Description of the task.
All records below are to be repeated exactly, with the pictures left out.

(Excerpts from an interface dataset)

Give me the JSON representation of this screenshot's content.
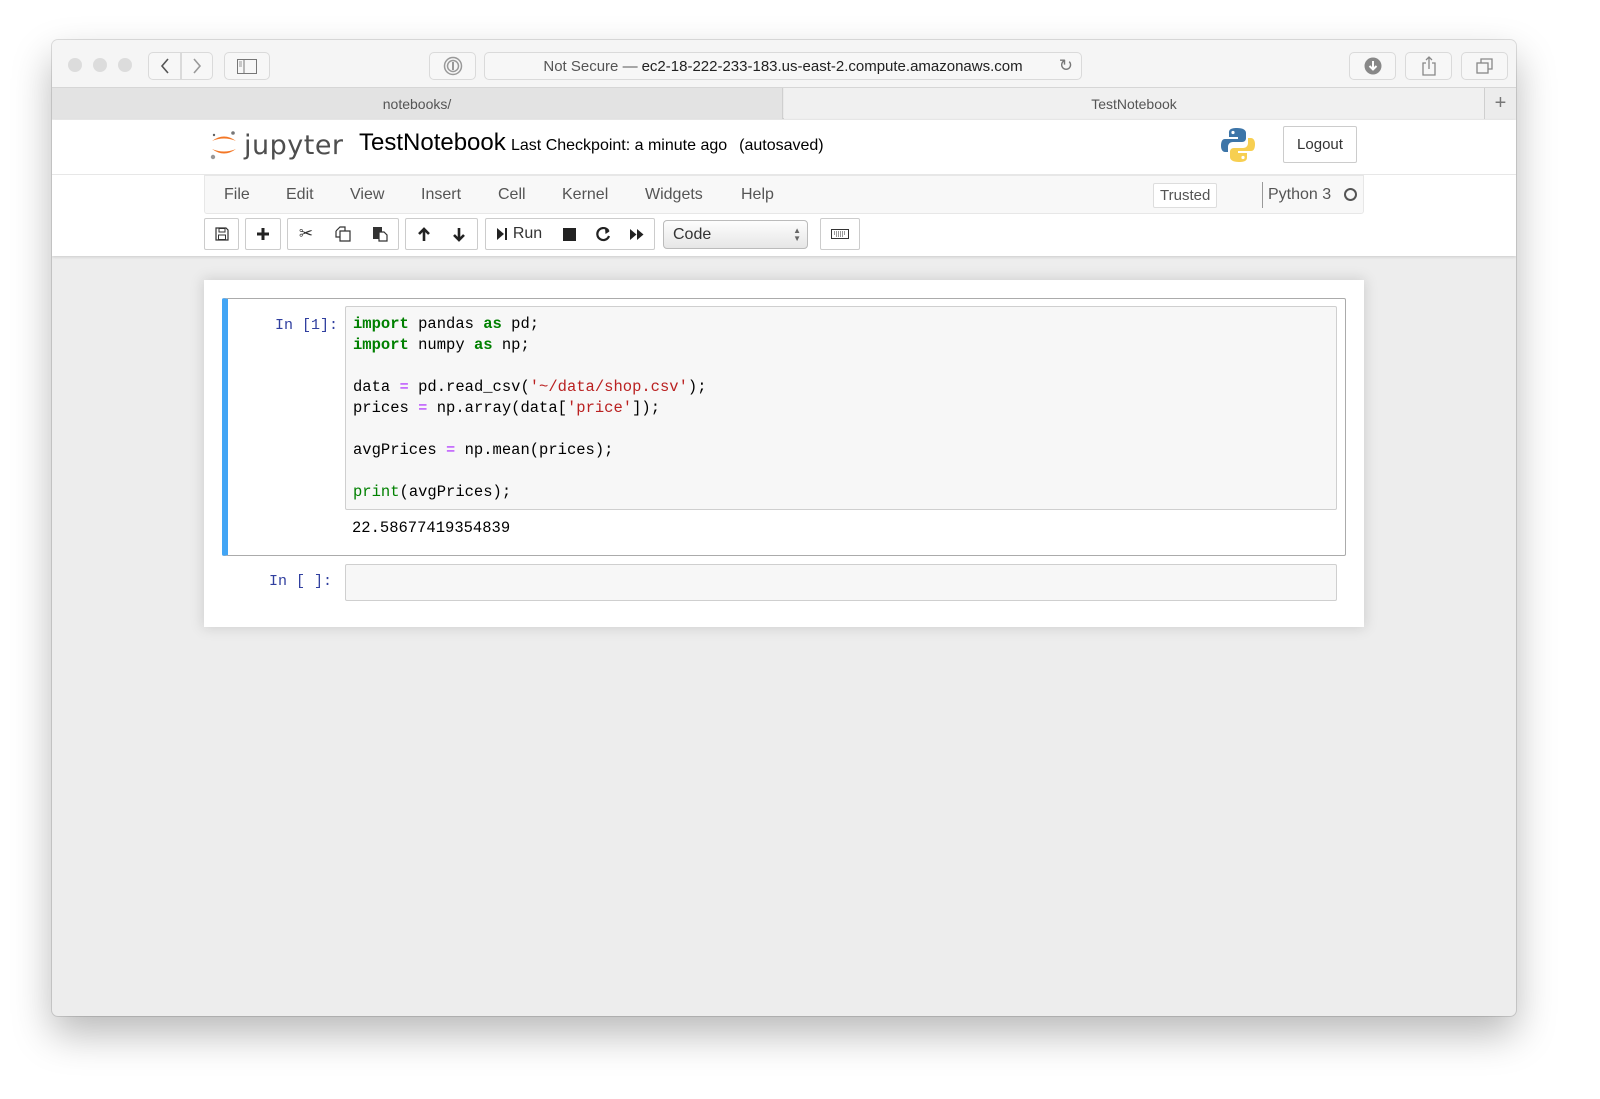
{
  "browser": {
    "address": {
      "security_label": "Not Secure —",
      "host": "ec2-18-222-233-183.us-east-2.compute.amazonaws.com"
    },
    "tabs": [
      {
        "label": "notebooks/",
        "active": false
      },
      {
        "label": "TestNotebook",
        "active": true
      }
    ],
    "new_tab_label": "+"
  },
  "jupyter": {
    "logo_text": "jupyter",
    "notebook_title": "TestNotebook",
    "checkpoint": "Last Checkpoint: a minute ago",
    "autosave_status": "(autosaved)",
    "logout_label": "Logout",
    "menu": [
      "File",
      "Edit",
      "View",
      "Insert",
      "Cell",
      "Kernel",
      "Widgets",
      "Help"
    ],
    "trusted_label": "Trusted",
    "kernel_name": "Python 3",
    "kernel_status": "idle",
    "toolbar": {
      "run_label": "Run",
      "cell_type": "Code"
    }
  },
  "cells": [
    {
      "prompt": "In [1]:",
      "code_lines": [
        "import pandas as pd;",
        "import numpy as np;",
        "",
        "data = pd.read_csv('~/data/shop.csv');",
        "prices = np.array(data['price']);",
        "",
        "avgPrices = np.mean(prices);",
        "",
        "print(avgPrices);"
      ],
      "output": "22.58677419354839"
    },
    {
      "prompt": "In [ ]:",
      "code_lines": [],
      "output": ""
    }
  ],
  "colors": {
    "selected_cell_accent": "#42a5f5",
    "prompt_color": "#303f9f",
    "keyword_color": "#008000",
    "operator_color": "#aa22ff",
    "string_color": "#ba2121",
    "jupyter_orange": "#f37726"
  }
}
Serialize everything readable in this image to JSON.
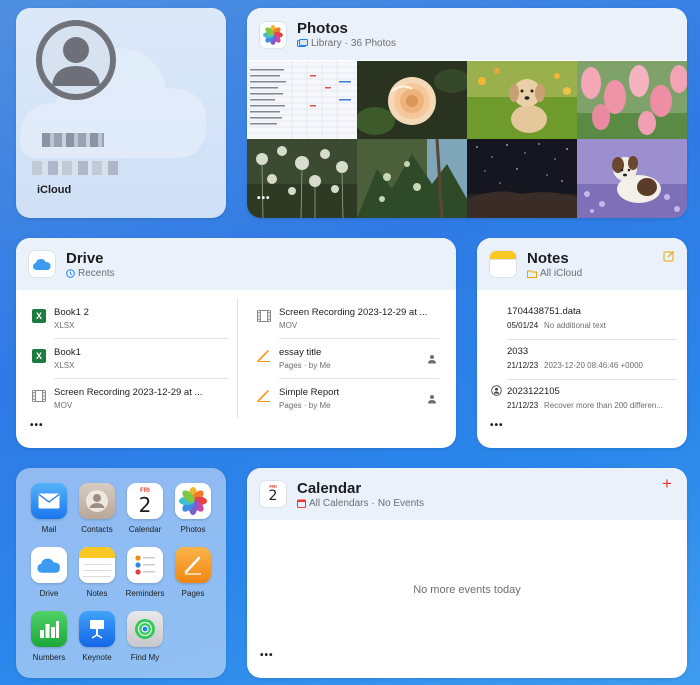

Output below.
Give me the JSON representation of this screenshot's content.
{
  "browser": {
    "address": {
      "security_label": "Not Secure —",
      "host": "ec2-18-222-233-183.us-east-2.compute.amazonaws.com"
    },
    "tabs": [
      {
        "label": "notebooks/",
        "active": false
      },
      {
        "label": "TestNotebook",
        "active": true
      }
    ],
    "new_tab_label": "+"
  },
  "jupyter": {
    "logo_text": "jupyter",
    "notebook_title": "TestNotebook",
    "checkpoint": "Last Checkpoint: a minute ago",
    "autosave_status": "(autosaved)",
    "logout_label": "Logout",
    "menu": [
      "File",
      "Edit",
      "View",
      "Insert",
      "Cell",
      "Kernel",
      "Widgets",
      "Help"
    ],
    "trusted_label": "Trusted",
    "kernel_name": "Python 3",
    "kernel_status": "idle",
    "toolbar": {
      "run_label": "Run",
      "cell_type": "Code"
    }
  },
  "cells": [
    {
      "prompt": "In [1]:",
      "code_lines": [
        "import pandas as pd;",
        "import numpy as np;",
        "",
        "data = pd.read_csv('~/data/shop.csv');",
        "prices = np.array(data['price']);",
        "",
        "avgPrices = np.mean(prices);",
        "",
        "print(avgPrices);"
      ],
      "output": "22.58677419354839"
    },
    {
      "prompt": "In [ ]:",
      "code_lines": [],
      "output": ""
    }
  ],
  "colors": {
    "selected_cell_accent": "#42a5f5",
    "prompt_color": "#303f9f",
    "keyword_color": "#008000",
    "operator_color": "#aa22ff",
    "string_color": "#ba2121",
    "jupyter_orange": "#f37726"
  }
}
Serialize everything readable in this image to JSON.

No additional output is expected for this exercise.